YOUR INSTRUCTIONS: From the entries that follow, list every line in which the string "Lorem" appears.

MATERIAL PROVIDED:

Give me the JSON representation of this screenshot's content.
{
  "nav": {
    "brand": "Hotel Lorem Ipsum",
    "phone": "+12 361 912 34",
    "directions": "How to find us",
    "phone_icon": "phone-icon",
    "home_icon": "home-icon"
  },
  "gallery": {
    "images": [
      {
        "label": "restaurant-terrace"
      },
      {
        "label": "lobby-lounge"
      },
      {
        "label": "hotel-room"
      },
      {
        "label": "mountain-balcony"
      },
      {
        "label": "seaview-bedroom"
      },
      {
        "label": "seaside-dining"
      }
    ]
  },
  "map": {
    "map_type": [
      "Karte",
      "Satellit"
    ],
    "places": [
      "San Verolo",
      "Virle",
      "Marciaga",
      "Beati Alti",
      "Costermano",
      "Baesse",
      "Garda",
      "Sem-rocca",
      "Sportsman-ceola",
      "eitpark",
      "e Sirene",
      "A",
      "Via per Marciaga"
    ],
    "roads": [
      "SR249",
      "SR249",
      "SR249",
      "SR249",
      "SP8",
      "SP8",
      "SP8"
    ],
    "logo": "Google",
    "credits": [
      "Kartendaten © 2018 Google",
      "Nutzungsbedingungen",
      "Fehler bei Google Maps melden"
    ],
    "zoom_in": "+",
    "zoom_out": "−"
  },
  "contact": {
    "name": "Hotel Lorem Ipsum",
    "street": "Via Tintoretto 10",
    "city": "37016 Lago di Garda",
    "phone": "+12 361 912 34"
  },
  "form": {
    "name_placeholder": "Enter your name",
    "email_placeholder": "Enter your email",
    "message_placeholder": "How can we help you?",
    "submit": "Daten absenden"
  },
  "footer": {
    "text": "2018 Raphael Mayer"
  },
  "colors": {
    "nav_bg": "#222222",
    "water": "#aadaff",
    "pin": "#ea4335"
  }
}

EXPECTED ANSWER:
    "brand": "Hotel Lorem Ipsum",
    "name": "Hotel Lorem Ipsum",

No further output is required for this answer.